Full Faith And Credit

A A A

DEFINITION

A phrase used to describe the unconditional guarantee or commitment by one entity to back the interest and principal of another entity's debt. This full faith and credit commitment is typically employed by a government to help lower the borrowing costs of a smaller, less stable government or a government-sponsored agency. When this occurs, the smaller government or agency takes on the backer's credit quality.

INVESTOPEDIA EXPLAINS

The Government National Mortgage Association (Ginnie Mae) is one example of a government agency that is backed by the full faith and credit of the U.S. government. It is generally accepted that the U.S. government will never default on its loan obligations. The full faith and credit of the U.S. government essentially confers risk-free status to securities such as U.S. Treasuries. Similarly, securities backed by Ginnie Mae mortgages have lower yields than other mortgage-backed securities because they are assumed to carry less risk.



RELATED TERMS
  1. Private Buyer

    An individual or organization that is purchasing an asset and whose actions ...
  2. Federal Agencies

    Special government organizations set up for a specific purpose such as the management ...
  3. Ginnie Mae - Government National ...

    A U.S. government corporation within the U.S. Department of Housing and Urban ...
  4. Mortgage-Backed Security (MBS)

    A type of asset-backed security that is secured by a mortgage or collection ...
  5. Treasury Bill - T-Bill

    A short-term debt obligation backed by the U.S. government with a maturity of ...
  6. Pass-Through Security

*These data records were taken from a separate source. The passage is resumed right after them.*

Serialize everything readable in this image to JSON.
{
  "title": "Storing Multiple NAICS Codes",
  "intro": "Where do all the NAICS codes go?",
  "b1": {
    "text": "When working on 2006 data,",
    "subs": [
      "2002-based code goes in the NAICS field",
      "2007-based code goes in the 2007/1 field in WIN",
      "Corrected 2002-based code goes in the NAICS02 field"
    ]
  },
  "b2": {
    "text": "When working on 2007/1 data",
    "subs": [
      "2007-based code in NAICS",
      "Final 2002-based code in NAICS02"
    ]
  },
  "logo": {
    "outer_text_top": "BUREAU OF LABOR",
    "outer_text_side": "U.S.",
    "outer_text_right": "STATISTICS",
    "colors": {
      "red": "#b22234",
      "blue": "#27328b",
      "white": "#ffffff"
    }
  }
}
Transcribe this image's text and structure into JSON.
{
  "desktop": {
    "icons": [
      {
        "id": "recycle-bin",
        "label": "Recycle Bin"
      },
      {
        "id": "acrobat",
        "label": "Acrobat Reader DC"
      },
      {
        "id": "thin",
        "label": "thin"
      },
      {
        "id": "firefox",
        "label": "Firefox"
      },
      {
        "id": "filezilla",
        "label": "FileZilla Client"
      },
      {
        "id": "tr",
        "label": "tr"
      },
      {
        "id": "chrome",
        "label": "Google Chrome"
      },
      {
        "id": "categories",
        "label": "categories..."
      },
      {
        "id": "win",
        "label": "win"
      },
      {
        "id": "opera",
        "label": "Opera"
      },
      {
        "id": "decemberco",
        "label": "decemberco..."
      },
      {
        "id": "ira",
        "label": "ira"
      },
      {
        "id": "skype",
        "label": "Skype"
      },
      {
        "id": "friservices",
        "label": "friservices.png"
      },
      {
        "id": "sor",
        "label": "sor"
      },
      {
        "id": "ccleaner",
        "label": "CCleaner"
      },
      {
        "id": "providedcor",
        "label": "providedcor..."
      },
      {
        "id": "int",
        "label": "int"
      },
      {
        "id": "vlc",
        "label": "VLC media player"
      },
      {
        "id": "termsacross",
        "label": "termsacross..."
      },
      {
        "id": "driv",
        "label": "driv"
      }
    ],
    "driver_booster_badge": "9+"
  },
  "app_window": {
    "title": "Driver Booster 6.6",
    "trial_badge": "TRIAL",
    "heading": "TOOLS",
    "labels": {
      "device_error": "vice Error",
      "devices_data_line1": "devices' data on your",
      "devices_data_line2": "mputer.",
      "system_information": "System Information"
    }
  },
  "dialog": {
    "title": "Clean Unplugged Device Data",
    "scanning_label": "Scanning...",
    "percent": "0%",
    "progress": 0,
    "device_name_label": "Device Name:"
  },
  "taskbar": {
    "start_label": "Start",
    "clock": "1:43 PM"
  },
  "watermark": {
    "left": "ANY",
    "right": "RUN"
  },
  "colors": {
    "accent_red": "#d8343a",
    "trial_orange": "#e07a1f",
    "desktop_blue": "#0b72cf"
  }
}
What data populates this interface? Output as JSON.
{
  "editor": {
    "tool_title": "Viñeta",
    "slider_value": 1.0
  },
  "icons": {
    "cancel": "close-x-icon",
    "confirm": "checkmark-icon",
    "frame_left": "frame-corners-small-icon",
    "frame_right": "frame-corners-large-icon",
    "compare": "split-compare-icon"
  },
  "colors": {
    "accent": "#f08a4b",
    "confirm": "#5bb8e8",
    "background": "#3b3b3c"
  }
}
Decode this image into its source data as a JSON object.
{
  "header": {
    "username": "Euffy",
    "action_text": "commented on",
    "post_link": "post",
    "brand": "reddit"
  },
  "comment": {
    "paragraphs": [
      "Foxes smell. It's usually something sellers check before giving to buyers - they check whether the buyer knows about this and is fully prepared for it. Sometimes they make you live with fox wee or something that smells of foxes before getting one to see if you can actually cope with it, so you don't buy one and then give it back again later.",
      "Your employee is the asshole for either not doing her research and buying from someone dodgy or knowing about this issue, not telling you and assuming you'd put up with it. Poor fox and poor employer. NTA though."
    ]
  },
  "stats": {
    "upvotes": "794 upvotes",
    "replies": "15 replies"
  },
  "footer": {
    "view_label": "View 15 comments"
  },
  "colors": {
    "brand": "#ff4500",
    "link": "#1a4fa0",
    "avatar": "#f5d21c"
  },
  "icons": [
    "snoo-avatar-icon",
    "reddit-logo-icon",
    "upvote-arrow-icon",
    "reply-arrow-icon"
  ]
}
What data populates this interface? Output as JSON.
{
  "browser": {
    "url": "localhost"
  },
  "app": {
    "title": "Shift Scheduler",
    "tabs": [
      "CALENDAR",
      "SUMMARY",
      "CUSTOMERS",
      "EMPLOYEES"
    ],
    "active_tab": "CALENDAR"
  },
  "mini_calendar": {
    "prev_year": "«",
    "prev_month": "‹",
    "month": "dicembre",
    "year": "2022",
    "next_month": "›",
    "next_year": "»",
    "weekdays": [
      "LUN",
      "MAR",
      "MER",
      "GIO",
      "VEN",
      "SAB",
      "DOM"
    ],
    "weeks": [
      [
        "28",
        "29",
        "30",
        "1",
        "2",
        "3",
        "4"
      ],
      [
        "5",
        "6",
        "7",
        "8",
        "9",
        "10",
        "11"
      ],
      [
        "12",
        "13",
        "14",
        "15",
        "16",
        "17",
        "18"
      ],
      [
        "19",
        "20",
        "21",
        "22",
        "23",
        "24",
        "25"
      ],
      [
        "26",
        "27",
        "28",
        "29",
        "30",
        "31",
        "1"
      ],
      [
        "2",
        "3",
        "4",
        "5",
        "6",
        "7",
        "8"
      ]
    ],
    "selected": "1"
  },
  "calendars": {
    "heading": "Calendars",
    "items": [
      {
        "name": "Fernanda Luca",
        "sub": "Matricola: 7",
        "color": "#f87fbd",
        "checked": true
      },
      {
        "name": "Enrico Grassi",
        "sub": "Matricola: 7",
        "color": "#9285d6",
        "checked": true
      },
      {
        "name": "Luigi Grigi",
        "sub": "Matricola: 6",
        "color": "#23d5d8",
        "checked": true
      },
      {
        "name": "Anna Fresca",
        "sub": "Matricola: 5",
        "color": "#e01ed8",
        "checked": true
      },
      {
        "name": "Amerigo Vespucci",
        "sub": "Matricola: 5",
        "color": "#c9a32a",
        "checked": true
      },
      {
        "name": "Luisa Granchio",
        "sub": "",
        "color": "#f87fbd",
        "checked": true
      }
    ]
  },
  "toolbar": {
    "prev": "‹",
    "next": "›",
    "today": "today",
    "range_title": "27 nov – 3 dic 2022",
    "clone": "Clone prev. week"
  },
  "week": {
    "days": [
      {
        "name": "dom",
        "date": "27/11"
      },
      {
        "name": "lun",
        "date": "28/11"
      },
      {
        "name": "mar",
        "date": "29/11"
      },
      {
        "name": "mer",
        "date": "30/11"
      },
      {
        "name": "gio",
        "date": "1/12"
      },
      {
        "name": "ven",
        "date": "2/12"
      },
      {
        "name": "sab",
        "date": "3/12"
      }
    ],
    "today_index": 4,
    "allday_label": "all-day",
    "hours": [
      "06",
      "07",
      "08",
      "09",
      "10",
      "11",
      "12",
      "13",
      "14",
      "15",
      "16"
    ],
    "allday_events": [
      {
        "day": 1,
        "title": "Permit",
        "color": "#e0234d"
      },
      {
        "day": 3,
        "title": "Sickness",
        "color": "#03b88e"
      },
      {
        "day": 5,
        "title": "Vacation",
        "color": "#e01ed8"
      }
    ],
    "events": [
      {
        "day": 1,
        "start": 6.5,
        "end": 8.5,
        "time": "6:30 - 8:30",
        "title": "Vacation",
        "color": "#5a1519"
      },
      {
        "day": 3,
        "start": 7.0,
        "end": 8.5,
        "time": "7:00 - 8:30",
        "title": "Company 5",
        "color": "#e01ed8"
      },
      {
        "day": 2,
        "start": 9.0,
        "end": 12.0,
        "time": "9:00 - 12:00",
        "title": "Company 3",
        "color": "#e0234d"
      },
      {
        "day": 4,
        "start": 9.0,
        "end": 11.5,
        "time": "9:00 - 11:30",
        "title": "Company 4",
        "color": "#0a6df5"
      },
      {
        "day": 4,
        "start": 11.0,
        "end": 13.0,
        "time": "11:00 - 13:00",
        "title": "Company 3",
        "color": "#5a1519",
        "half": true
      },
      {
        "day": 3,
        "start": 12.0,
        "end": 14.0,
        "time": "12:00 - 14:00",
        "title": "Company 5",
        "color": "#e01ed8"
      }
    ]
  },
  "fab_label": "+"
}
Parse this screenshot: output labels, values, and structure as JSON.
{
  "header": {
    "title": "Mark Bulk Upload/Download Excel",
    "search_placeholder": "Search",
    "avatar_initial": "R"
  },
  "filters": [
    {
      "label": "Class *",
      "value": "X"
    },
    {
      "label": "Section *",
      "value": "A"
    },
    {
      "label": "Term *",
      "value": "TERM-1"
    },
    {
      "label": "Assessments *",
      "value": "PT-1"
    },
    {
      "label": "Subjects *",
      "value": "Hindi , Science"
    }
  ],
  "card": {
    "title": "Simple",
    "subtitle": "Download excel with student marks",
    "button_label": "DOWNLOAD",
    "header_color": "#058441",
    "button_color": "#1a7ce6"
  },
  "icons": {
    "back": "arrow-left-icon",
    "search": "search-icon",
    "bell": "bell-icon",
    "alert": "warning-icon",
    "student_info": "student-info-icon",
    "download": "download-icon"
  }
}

    A pool of fixed-income securities backed by a package of assets. A servicing ...
  7. Risk-Free Return

    The theoretical rate of return attributed to an investment with zero risk. The ...
  8. Treasury Direct

    The online market where investors can purchase federal government securities ...
  9. Subprime Meltdown

    The sharp increase in high-risk mortgages that went into default beginning in ...
  10. Event Risk

    1. The risk due to unforeseen events partaken by or associated with a company. ...
Related Articles
  1. A Look At National Debt And Government ...
    Bonds & Fixed Income

    A Look At National Debt And Government ...

  2. How Interest Rates Affect The Stock ...
    Investing Basics

    How Interest Rates Affect The Stock ...

  3. Basics Of Federal Bond Issues
    Bonds & Fixed Income

    Basics Of Federal Bond Issues

  4. The Advantages Of Bonds
    Investing

    The Advantages Of Bonds

  5. What Investors Should Know About Interest ...
    Investing Basics

    What Investors Should Know About Interest ...

  6. The Equity-Risk Premium: More Risk For ...
    Fundamental Analysis

    The Equity-Risk Premium: More Risk For ...

  7. Are long-term U.S. government bonds ...
    Investing

    Are long-term U.S. government bonds ...

  8. Herding Tendencies Among Analysts
    Investing Basics

    Herding Tendencies Among Analysts

  9. Has Stock Bias Affected Your ETF Asset ...
    Bonds & Fixed Income

    Has Stock Bias Affected Your ETF Asset ...

  10. Mortgage Rates To Rise, But When And ...
    Investing Basics

    Mortgage Rates To Rise, But When And ...

comments powered by Disqus
Hot Definitions
  1. XW

    A symbol used to signify that a security is trading ex-warrant. XW is one of many alphabetic qualifiers that act as a shorthand to tell investors key information about a specific security in a stock quote. These qualifiers should not be confused with ticker symbols, some of which, like qualifiers, are just one or two letters.
  2. Quanto Swap

    A swap with varying combinations of interest rate, currency and equity swap features, where payments are based on the movement of two different countries' interest rates. This is also referred to as a differential or "diff" swap.
  3. Genuine Progress Indicator - GPI

    A metric used to measure the economic growth of a country. It is often considered as a replacement to the more well known gross domestic product (GDP) economic indicator. The GPI indicator takes everything the GDP uses into account, but also adds other figures that represent the cost of the negative effects related to economic activity (such as the cost of crime, cost of ozone depletion and cost of resource depletion, among others).
  4. Accelerated Share Repurchase - ASR

    A specific method by which corporations can repurchase outstanding shares of their stock. The accelerated share repurchase (ASR) is usually accomplished by the corporation purchasing shares of its stock from an investment bank. The investment bank borrows the shares from clients or share lenders and sells them to the company.
  5. Microeconomic Pricing Model

    A model of the way prices are set within a market for a given good. According to this model, prices are set based on the balance of supply and demand in the market. In general, profit incentives are said to resemble an "invisible hand" that guides competing participants to an equilibrium price. The demand curve in this model is determined by consumers attempting to maximize their utility, given their budget.
  6. Centralized Market

    A financial market structure that consists of having all orders routed to one central exchange with no other competing market. The quoted prices of the various securities listed on the exchange represent the only price that is available to investors seeking to buy or sell the specific asset.
Trading Center